BEGIN Data

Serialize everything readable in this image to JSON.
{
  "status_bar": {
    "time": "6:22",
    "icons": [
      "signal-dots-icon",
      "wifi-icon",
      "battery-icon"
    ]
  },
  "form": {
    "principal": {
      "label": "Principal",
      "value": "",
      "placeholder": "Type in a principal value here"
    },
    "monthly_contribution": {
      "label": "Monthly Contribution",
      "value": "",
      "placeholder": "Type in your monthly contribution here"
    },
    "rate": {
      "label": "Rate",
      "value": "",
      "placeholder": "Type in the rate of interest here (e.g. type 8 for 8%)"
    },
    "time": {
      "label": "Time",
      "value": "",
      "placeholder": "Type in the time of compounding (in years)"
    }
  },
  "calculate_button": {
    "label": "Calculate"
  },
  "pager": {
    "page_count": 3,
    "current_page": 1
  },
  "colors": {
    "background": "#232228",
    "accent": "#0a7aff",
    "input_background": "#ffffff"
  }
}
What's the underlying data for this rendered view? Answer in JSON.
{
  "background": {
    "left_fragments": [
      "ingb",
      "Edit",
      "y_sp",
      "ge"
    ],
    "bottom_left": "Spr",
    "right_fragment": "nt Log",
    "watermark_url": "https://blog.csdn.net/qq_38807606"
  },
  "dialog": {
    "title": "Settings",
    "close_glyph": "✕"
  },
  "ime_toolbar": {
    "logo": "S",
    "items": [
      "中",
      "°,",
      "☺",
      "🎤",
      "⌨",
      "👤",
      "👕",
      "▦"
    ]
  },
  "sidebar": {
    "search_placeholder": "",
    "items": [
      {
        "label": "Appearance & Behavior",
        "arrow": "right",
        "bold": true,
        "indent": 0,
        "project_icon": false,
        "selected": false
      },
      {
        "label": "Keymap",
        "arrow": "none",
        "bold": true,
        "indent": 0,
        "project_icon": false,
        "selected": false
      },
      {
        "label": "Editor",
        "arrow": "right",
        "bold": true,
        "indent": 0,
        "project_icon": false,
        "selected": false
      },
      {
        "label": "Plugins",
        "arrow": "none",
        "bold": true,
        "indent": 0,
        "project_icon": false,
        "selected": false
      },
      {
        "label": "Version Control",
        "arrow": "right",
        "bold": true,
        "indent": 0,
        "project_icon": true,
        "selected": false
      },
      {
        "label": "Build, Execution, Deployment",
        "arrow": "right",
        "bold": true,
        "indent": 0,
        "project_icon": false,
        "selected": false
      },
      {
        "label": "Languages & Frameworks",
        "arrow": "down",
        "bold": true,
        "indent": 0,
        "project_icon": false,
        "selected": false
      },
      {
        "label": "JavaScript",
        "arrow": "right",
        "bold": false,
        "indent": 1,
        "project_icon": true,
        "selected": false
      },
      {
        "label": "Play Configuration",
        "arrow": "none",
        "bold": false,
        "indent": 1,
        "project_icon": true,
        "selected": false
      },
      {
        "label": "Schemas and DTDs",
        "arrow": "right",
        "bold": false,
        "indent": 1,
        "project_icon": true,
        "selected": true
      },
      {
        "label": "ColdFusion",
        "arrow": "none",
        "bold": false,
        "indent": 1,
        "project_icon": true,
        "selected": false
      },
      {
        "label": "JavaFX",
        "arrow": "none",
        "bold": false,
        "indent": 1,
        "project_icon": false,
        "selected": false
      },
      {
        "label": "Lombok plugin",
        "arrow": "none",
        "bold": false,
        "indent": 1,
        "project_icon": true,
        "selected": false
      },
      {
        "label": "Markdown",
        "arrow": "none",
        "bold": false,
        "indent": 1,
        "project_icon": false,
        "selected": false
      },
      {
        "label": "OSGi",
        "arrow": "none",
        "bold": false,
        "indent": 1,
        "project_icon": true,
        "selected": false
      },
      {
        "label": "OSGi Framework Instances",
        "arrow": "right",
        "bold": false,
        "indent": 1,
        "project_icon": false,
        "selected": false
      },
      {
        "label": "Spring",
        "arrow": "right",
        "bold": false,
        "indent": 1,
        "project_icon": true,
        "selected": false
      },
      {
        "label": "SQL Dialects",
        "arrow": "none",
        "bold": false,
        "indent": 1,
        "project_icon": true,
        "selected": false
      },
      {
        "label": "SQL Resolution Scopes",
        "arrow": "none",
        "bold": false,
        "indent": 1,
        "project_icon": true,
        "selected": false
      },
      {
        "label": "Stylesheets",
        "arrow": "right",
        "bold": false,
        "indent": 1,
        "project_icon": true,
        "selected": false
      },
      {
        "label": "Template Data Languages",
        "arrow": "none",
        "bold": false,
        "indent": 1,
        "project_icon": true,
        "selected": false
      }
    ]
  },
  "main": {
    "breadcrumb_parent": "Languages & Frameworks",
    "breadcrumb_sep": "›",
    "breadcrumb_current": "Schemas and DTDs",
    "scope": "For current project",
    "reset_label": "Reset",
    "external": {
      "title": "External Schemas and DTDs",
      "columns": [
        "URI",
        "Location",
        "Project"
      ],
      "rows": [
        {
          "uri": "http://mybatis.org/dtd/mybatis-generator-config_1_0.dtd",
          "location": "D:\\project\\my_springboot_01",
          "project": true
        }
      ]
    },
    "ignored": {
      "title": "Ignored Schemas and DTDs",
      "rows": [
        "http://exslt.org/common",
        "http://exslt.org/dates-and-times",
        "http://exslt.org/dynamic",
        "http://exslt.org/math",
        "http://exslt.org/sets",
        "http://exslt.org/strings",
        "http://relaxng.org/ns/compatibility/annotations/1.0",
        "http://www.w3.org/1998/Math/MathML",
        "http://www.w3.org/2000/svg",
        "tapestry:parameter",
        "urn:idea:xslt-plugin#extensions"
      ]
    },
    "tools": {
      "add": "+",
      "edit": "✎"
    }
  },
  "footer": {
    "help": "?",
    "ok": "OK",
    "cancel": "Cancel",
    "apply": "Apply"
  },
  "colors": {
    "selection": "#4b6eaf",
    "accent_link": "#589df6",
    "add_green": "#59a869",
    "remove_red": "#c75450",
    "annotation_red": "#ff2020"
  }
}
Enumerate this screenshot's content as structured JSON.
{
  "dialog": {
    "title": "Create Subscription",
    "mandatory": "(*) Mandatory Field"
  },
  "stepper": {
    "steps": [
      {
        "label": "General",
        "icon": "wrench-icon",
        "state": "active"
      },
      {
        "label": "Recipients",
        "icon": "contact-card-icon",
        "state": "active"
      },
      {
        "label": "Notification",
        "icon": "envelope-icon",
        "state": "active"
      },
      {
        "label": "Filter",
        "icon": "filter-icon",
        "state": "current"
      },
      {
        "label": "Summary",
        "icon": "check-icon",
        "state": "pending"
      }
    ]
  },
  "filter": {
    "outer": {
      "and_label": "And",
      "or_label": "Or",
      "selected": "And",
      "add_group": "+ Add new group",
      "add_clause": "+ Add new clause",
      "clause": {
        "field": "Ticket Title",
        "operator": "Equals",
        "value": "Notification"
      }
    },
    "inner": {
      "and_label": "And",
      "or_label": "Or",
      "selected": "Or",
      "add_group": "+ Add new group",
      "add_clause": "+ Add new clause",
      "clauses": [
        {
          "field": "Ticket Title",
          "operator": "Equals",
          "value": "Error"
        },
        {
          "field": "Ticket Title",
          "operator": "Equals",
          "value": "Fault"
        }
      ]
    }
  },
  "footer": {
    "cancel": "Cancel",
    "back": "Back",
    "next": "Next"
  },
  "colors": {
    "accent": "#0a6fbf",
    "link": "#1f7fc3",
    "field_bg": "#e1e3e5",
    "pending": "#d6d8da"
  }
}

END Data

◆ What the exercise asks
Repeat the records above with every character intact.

◆ Written solution
Serialize everything readable in this image to JSON.
{
  "status_bar": {
    "time": "6:22",
    "icons": [
      "signal-dots-icon",
      "wifi-icon",
      "battery-icon"
    ]
  },
  "form": {
    "principal": {
      "label": "Principal",
      "value": "",
      "placeholder": "Type in a principal value here"
    },
    "monthly_contribution": {
      "label": "Monthly Contribution",
      "value": "",
      "placeholder": "Type in your monthly contribution here"
    },
    "rate": {
      "label": "Rate",
      "value": "",
      "placeholder": "Type in the rate of interest here (e.g. type 8 for 8%)"
    },
    "time": {
      "label": "Time",
      "value": "",
      "placeholder": "Type in the time of compounding (in years)"
    }
  },
  "calculate_button": {
    "label": "Calculate"
  },
  "pager": {
    "page_count": 3,
    "current_page": 1
  },
  "colors": {
    "background": "#232228",
    "accent": "#0a7aff",
    "input_background": "#ffffff"
  }
}
What's the underlying data for this rendered view? Answer in JSON.
{
  "background": {
    "left_fragments": [
      "ingb",
      "Edit",
      "y_sp",
      "ge"
    ],
    "bottom_left": "Spr",
    "right_fragment": "nt Log",
    "watermark_url": "https://blog.csdn.net/qq_38807606"
  },
  "dialog": {
    "title": "Settings",
    "close_glyph": "✕"
  },
  "ime_toolbar": {
    "logo": "S",
    "items": [
      "中",
      "°,",
      "☺",
      "🎤",
      "⌨",
      "👤",
      "👕",
      "▦"
    ]
  },
  "sidebar": {
    "search_placeholder": "",
    "items": [
      {
        "label": "Appearance & Behavior",
        "arrow": "right",
        "bold": true,
        "indent": 0,
        "project_icon": false,
        "selected": false
      },
      {
        "label": "Keymap",
        "arrow": "none",
        "bold": true,
        "indent": 0,
        "project_icon": false,
        "selected": false
      },
      {
        "label": "Editor",
        "arrow": "right",
        "bold": true,
        "indent": 0,
        "project_icon": false,
        "selected": false
      },
      {
        "label": "Plugins",
        "arrow": "none",
        "bold": true,
        "indent": 0,
        "project_icon": false,
        "selected": false
      },
      {
        "label": "Version Control",
        "arrow": "right",
        "bold": true,
        "indent": 0,
        "project_icon": true,
        "selected": false
      },
      {
        "label": "Build, Execution, Deployment",
        "arrow": "right",
        "bold": true,
        "indent": 0,
        "project_icon": false,
        "selected": false
      },
      {
        "label": "Languages & Frameworks",
        "arrow": "down",
        "bold": true,
        "indent": 0,
        "project_icon": false,
        "selected": false
      },
      {
        "label": "JavaScript",
        "arrow": "right",
        "bold": false,
        "indent": 1,
        "project_icon": true,
        "selected": false
      },
      {
        "label": "Play Configuration",
        "arrow": "none",
        "bold": false,
        "indent": 1,
        "project_icon": true,
        "selected": false
      },
      {
        "label": "Schemas and DTDs",
        "arrow": "right",
        "bold": false,
        "indent": 1,
        "project_icon": true,
        "selected": true
      },
      {
        "label": "ColdFusion",
        "arrow": "none",
        "bold": false,
        "indent": 1,
        "project_icon": true,
        "selected": false
      },
      {
        "label": "JavaFX",
        "arrow": "none",
        "bold": false,
        "indent": 1,
        "project_icon": false,
        "selected": false
      },
      {
        "label": "Lombok plugin",
        "arrow": "none",
        "bold": false,
        "indent": 1,
        "project_icon": true,
        "selected": false
      },
      {
        "label": "Markdown",
        "arrow": "none",
        "bold": false,
        "indent": 1,
        "project_icon": false,
        "selected": false
      },
      {
        "label": "OSGi",
        "arrow": "none",
        "bold": false,
        "indent": 1,
        "project_icon": true,
        "selected": false
      },
      {
        "label": "OSGi Framework Instances",
        "arrow": "right",
        "bold": false,
        "indent": 1,
        "project_icon": false,
        "selected": false
      },
      {
        "label": "Spring",
        "arrow": "right",
        "bold": false,
        "indent": 1,
        "project_icon": true,
        "selected": false
      },
      {
        "label": "SQL Dialects",
        "arrow": "none",
        "bold": false,
        "indent": 1,
        "project_icon": true,
        "selected": false
      },
      {
        "label": "SQL Resolution Scopes",
        "arrow": "none",
        "bold": false,
        "indent": 1,
        "project_icon": true,
        "selected": false
      },
      {
        "label": "Stylesheets",
        "arrow": "right",
        "bold": false,
        "indent": 1,
        "project_icon": true,
        "selected": false
      },
      {
        "label": "Template Data Languages",
        "arrow": "none",
        "bold": false,
        "indent": 1,
        "project_icon": true,
        "selected": false
      }
    ]
  },
  "main": {
    "breadcrumb_parent": "Languages & Frameworks",
    "breadcrumb_sep": "›",
    "breadcrumb_current": "Schemas and DTDs",
    "scope": "For current project",
    "reset_label": "Reset",
    "external": {
      "title": "External Schemas and DTDs",
      "columns": [
        "URI",
        "Location",
        "Project"
      ],
      "rows": [
        {
          "uri": "http://mybatis.org/dtd/mybatis-generator-config_1_0.dtd",
          "location": "D:\\project\\my_springboot_01",
          "project": true
        }
      ]
    },
    "ignored": {
      "title": "Ignored Schemas and DTDs",
      "rows": [
        "http://exslt.org/common",
        "http://exslt.org/dates-and-times",
        "http://exslt.org/dynamic",
        "http://exslt.org/math",
        "http://exslt.org/sets",
        "http://exslt.org/strings",
        "http://relaxng.org/ns/compatibility/annotations/1.0",
        "http://www.w3.org/1998/Math/MathML",
        "http://www.w3.org/2000/svg",
        "tapestry:parameter",
        "urn:idea:xslt-plugin#extensions"
      ]
    },
    "tools": {
      "add": "+",
      "edit": "✎"
    }
  },
  "footer": {
    "help": "?",
    "ok": "OK",
    "cancel": "Cancel",
    "apply": "Apply"
  },
  "colors": {
    "selection": "#4b6eaf",
    "accent_link": "#589df6",
    "add_green": "#59a869",
    "remove_red": "#c75450",
    "annotation_red": "#ff2020"
  }
}
Enumerate this screenshot's content as structured JSON.
{
  "dialog": {
    "title": "Create Subscription",
    "mandatory": "(*) Mandatory Field"
  },
  "stepper": {
    "steps": [
      {
        "label": "General",
        "icon": "wrench-icon",
        "state": "active"
      },
      {
        "label": "Recipients",
        "icon": "contact-card-icon",
        "state": "active"
      },
      {
        "label": "Notification",
        "icon": "envelope-icon",
        "state": "active"
      },
      {
        "label": "Filter",
        "icon": "filter-icon",
        "state": "current"
      },
      {
        "label": "Summary",
        "icon": "check-icon",
        "state": "pending"
      }
    ]
  },
  "filter": {
    "outer": {
      "and_label": "And",
      "or_label": "Or",
      "selected": "And",
      "add_group": "+ Add new group",
      "add_clause": "+ Add new clause",
      "clause": {
        "field": "Ticket Title",
        "operator": "Equals",
        "value": "Notification"
      }
    },
    "inner": {
      "and_label": "And",
      "or_label": "Or",
      "selected": "Or",
      "add_group": "+ Add new group",
      "add_clause": "+ Add new clause",
      "clauses": [
        {
          "field": "Ticket Title",
          "operator": "Equals",
          "value": "Error"
        },
        {
          "field": "Ticket Title",
          "operator": "Equals",
          "value": "Fault"
        }
      ]
    }
  },
  "footer": {
    "cancel": "Cancel",
    "back": "Back",
    "next": "Next"
  },
  "colors": {
    "accent": "#0a6fbf",
    "link": "#1f7fc3",
    "field_bg": "#e1e3e5",
    "pending": "#d6d8da"
  }
}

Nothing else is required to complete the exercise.